Praying for a peaceful peninsula
Religious initiatives could hasten reconciliation on nervy, divided hotspot
Archbishop Hyginus Kim Hee-joong presents bibles at Changchung Church in Pyongyang
Except for Korea, is there any other country where people of the same language, history and traditions are so divided by conflicts that have caused so many political, economic and social problems?
In an effort to mitigate these conflicts, representatives from seven religions within the Korean Conference on Religion and Peace decided to visit North Korea last month, knowing that keeping the peace on the peninsula is important for the present and future of all Koreans.
The delegates, religious people who most cherish reconciliation and peace, agreed to pay more attention to relations between the two Koreas.
To this end we delivered our message of peace in Korea to authorities in the North prior to and during our visit from September 21 to 24, the first such endeavor by leaders of all seven religions.
I believe that if such initiatives by religious people facilitate various exchanges and help the peace process on the peninsula, they will also contribute to peace across Asia and throughout the world.

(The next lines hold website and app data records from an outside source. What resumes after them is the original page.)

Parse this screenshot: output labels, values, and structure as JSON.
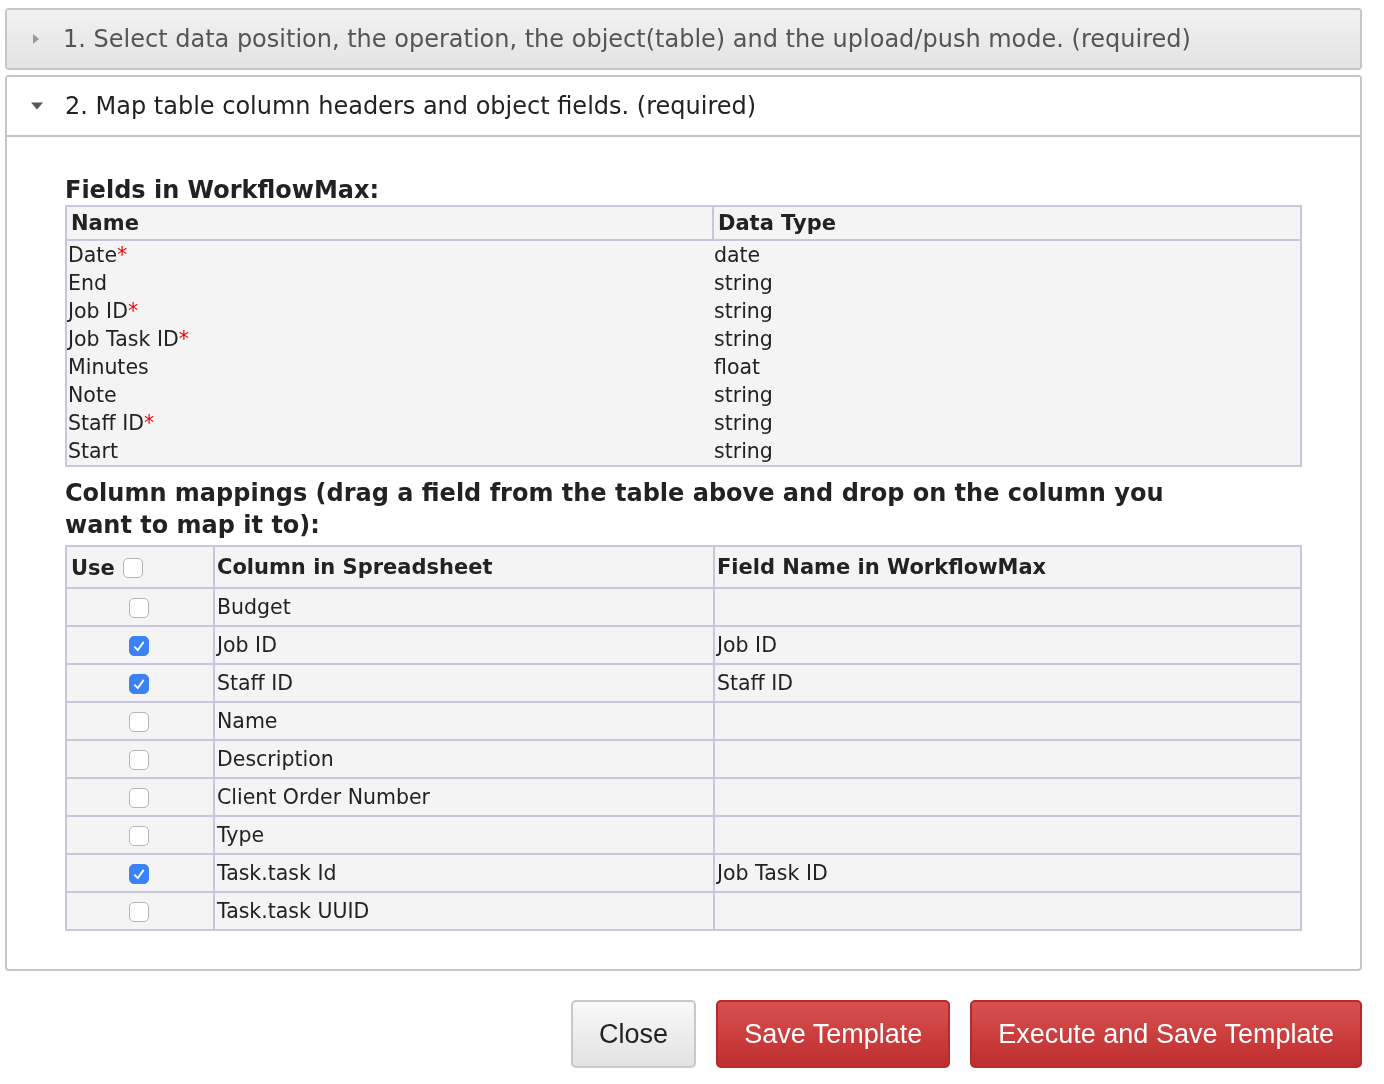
{
  "sections": [
    {
      "title": "1. Select data position, the operation, the object(table) and the upload/push mode. (required)",
      "expanded": false
    },
    {
      "title": "2. Map table column headers and object fields. (required)",
      "expanded": true
    }
  ],
  "fields_heading": "Fields in WorkflowMax:",
  "fields_table": {
    "columns": [
      "Name",
      "Data Type"
    ],
    "rows": [
      {
        "name": "Date*",
        "required": true,
        "type": "date"
      },
      {
        "name": "End",
        "required": false,
        "type": "string"
      },
      {
        "name": "Job ID*",
        "required": true,
        "type": "string"
      },
      {
        "name": "Job Task ID*",
        "required": true,
        "type": "string"
      },
      {
        "name": "Minutes",
        "required": false,
        "type": "float"
      },
      {
        "name": "Note",
        "required": false,
        "type": "string"
      },
      {
        "name": "Staff ID*",
        "required": true,
        "type": "string"
      },
      {
        "name": "Start",
        "required": false,
        "type": "string"
      }
    ]
  },
  "mappings_heading": "Column mappings (drag a field from the table above and drop on the column you want to map it to):",
  "mappings_table": {
    "columns": [
      {
        "label": "Use",
        "checked": false
      },
      {
        "label": "Column in Spreadsheet"
      },
      {
        "label": "Field Name in WorkflowMax"
      }
    ],
    "rows": [
      {
        "checked": false,
        "column": "Budget"
      },
      {
        "checked": true,
        "column": "Job ID",
        "field": "Job ID"
      },
      {
        "checked": true,
        "column": "Staff ID",
        "field": "Staff ID"
      },
      {
        "checked": false,
        "column": "Name"
      },
      {
        "checked": false,
        "column": "Description"
      },
      {
        "checked": false,
        "column": "Client Order Number"
      },
      {
        "checked": false,
        "column": "Type"
      },
      {
        "checked": true,
        "column": "Task.task Id",
        "field": "Job Task ID"
      },
      {
        "checked": false,
        "column": "Task.task UUID"
      }
    ]
  },
  "buttons": [
    {
      "label": "Close",
      "kind": "default"
    },
    {
      "label": "Save Template",
      "kind": "primary"
    },
    {
      "label": "Execute and Save Template",
      "kind": "primary"
    }
  ]
}
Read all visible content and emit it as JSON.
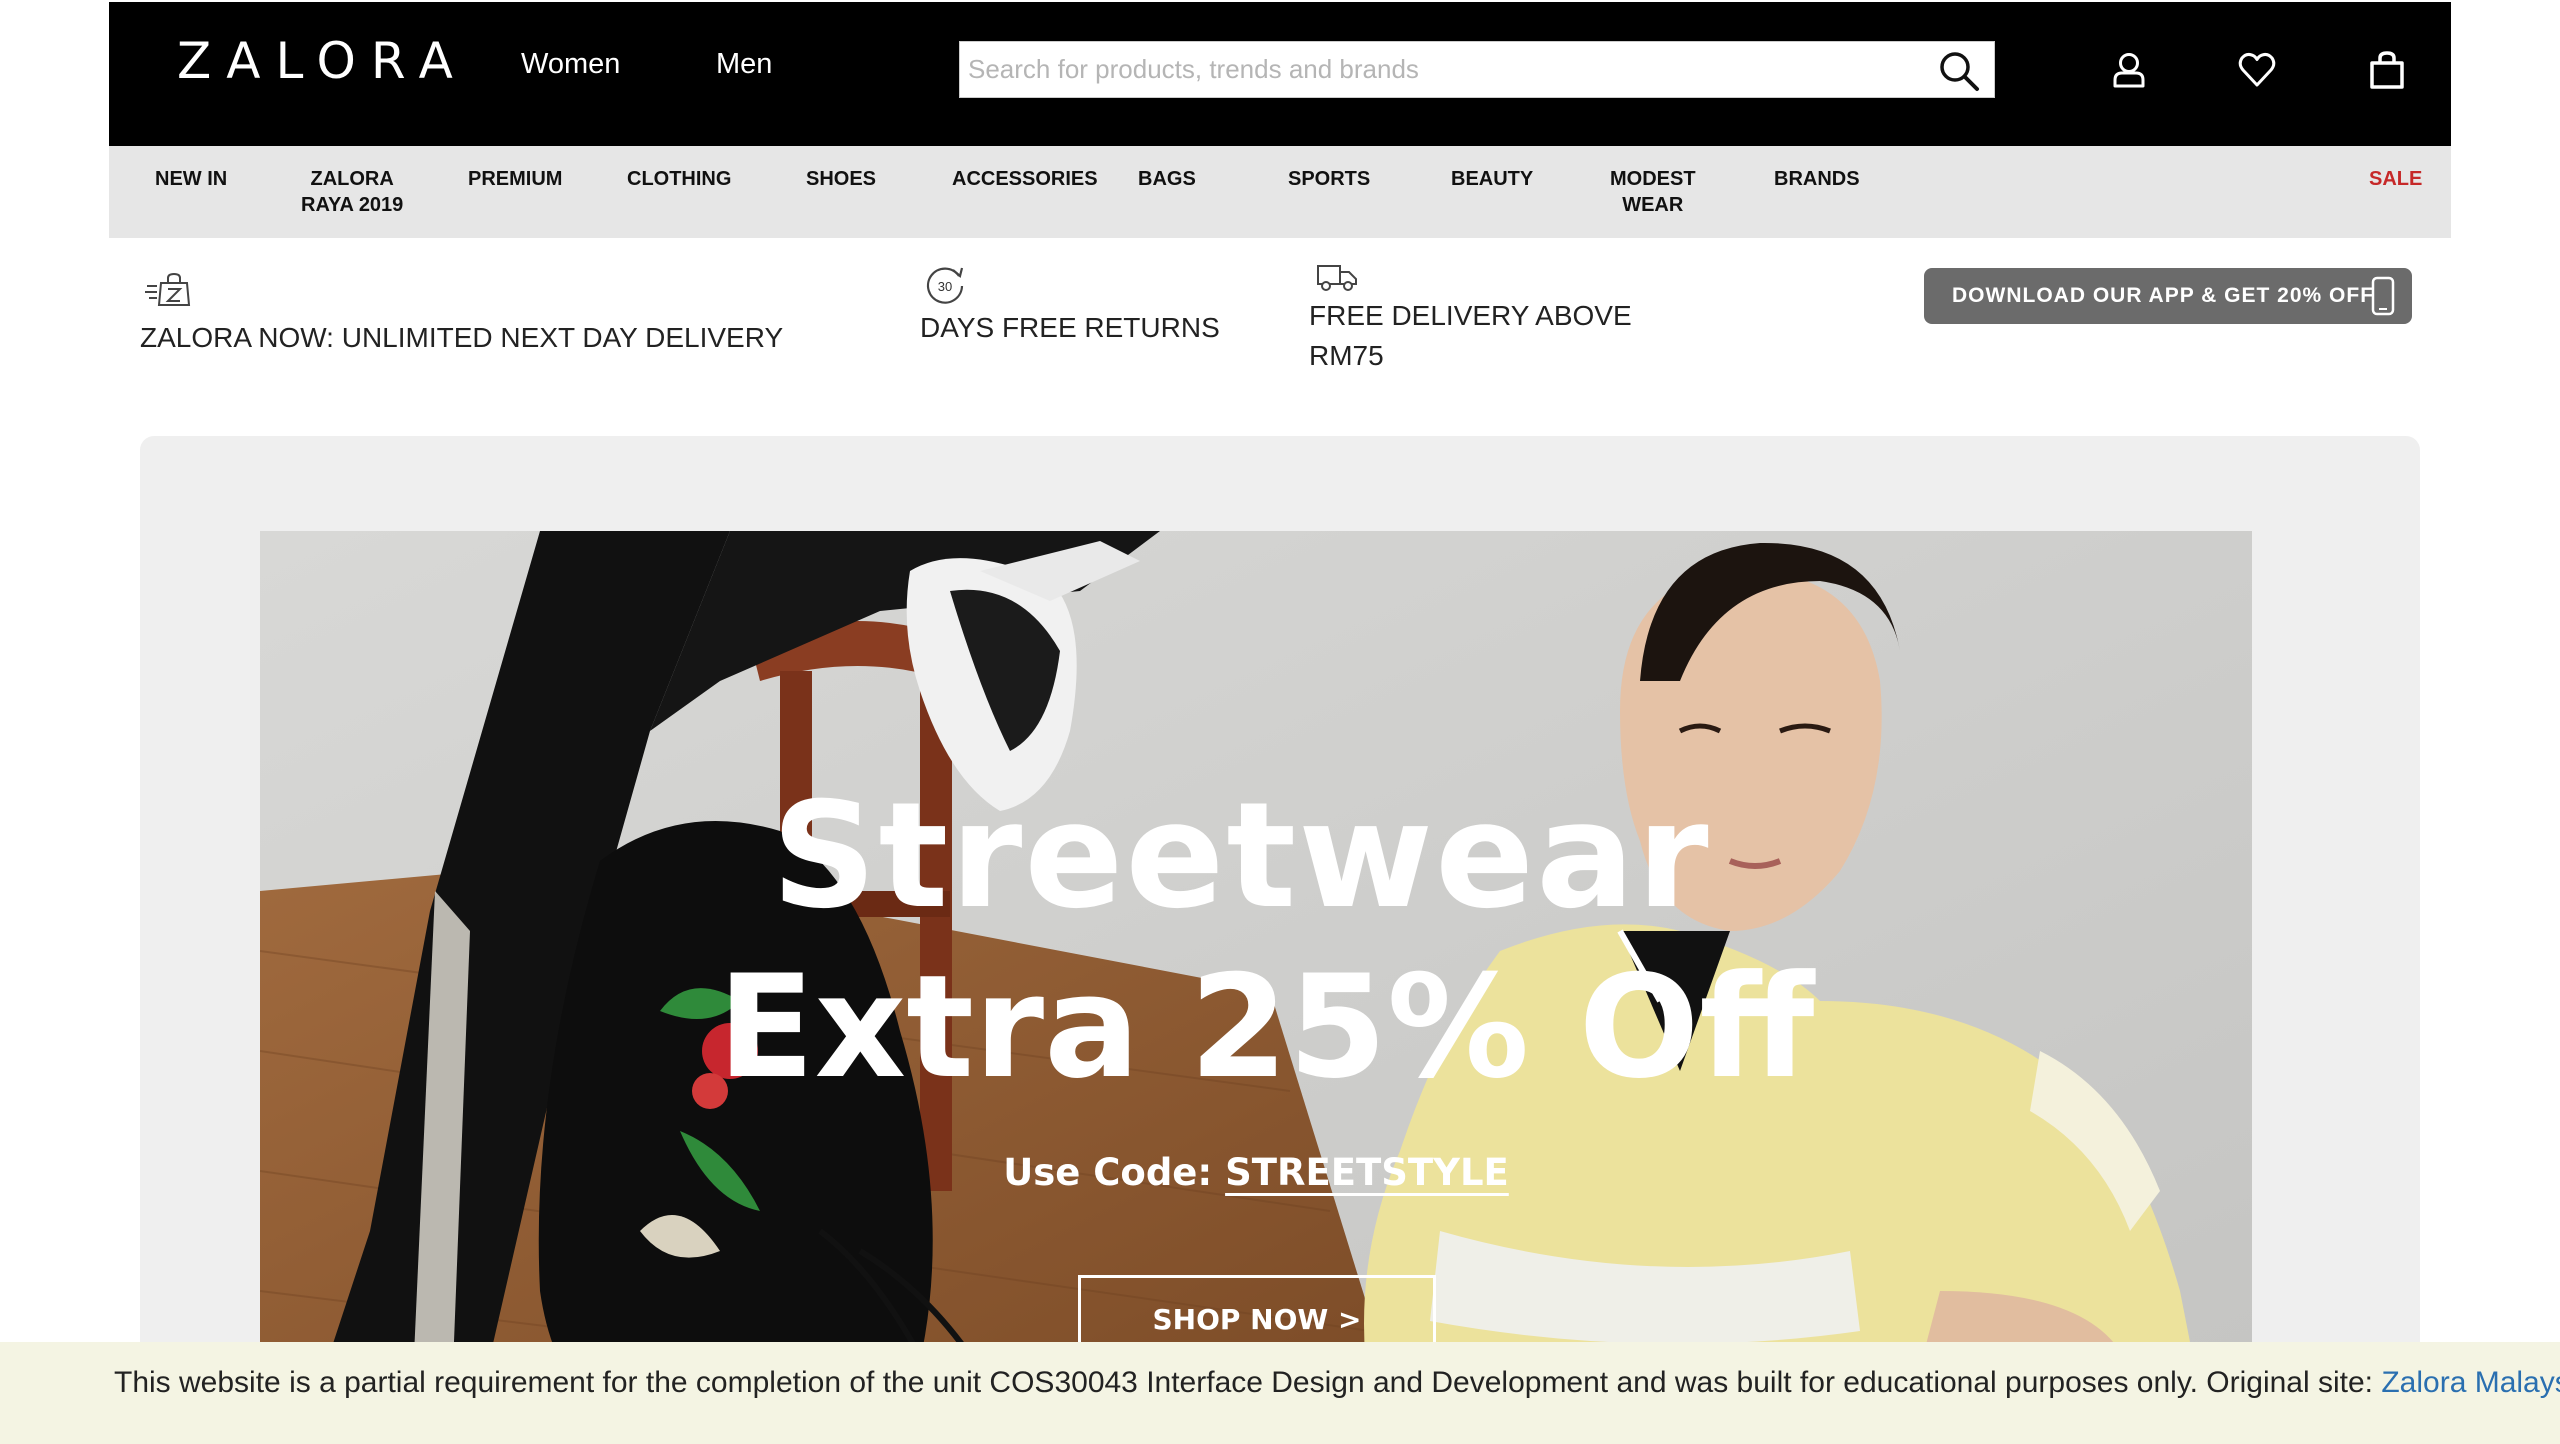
{
  "header": {
    "logo": "ZALORA",
    "gender_links": [
      "Women",
      "Men"
    ],
    "search": {
      "placeholder": "Search for products, trends and brands",
      "value": ""
    },
    "icons": [
      "search-icon",
      "account-icon",
      "wishlist-icon",
      "bag-icon"
    ]
  },
  "categories": [
    "NEW IN",
    "ZALORA\nRAYA 2019",
    "PREMIUM",
    "CLOTHING",
    "SHOES",
    "ACCESSORIES",
    "BAGS",
    "SPORTS",
    "BEAUTY",
    "MODEST\nWEAR",
    "BRANDS",
    "SALE"
  ],
  "usp": {
    "next_day": "ZALORA NOW: UNLIMITED NEXT DAY DELIVERY",
    "returns_badge": "30",
    "returns": "DAYS FREE RETURNS",
    "free_delivery_line1": "FREE DELIVERY ABOVE",
    "free_delivery_line2": "RM75",
    "app_button": "DOWNLOAD OUR APP & GET 20% OFF"
  },
  "hero": {
    "title": "Streetwear",
    "subtitle": "Extra 25% Off",
    "code_label": "Use Code:",
    "code_value": "STREETSTYLE",
    "cta": "SHOP NOW >"
  },
  "notice": {
    "text": "This website is a partial requirement for the completion of the unit COS30043 Interface Design and Development and was built for educational purposes only. Original site: ",
    "link": "Zalora Malaysia"
  },
  "colors": {
    "header_bg": "#000000",
    "nav_bg": "#e6e6e6",
    "sale": "#c62828",
    "app_button_bg": "#6b6b6b",
    "notice_bg": "#f4f4e3",
    "link": "#2a6fb0"
  }
}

On September 23, a day after we met members of the (North) Korean Council of Religionists, religious people from the North and South traveled together up Baekdusan mountain, a sacred place for all Koreans, and prayed together for peace.
An old tradition holds that “three generations of your family must accumulate virtue if you want to see the top of Baekdusan mountain under a clean sky.”
There was such a sky when we reached the top of the mountain. A North Korean woman serving as one of our guide told us that we would be blessed. “It is hard even for us to see such a clean sky.”
It was then that I thought God had heard our wish for unification and had indeed blessed us. I prayed that the peninsula would be filled with an atmosphere of peace and unification.
On the morning of the day we were set to return to Seoul, I visited Changchung Church in Pyongyang, the only Catholic church in the North, and was warmly welcomed by 30 or 40 North Korean Catholics.
I entered the Church and said the Lord’s Prayer, Hail Mary and Glory with them. I also gave a short homily stressing the meaning and importance of faith, prayer and love for neighbors.
After the homily, I gave them Seonggyeong, a Catholic translation of the Bible, and the Korean Bible with Annotations.
When I found the parishioners’ baptismal list, the photo of Pope Benedict XVI and the chalice given by the late Pope John Paul II in the sacristy, I prayed that Mass could be offered there as soon as possible.
Wishing at least on the Catholic’s four Solemnities that such a Mass would be celebrated by North and South Korean Catholics together, I returned home.
Archbishop Hyginus Kim Hee-joong of Gwangju is the president of the Korean Conference on Religion and Peace and the Korean bishops’ Committee for Promoting Christian Unity and Interreligious Dialogue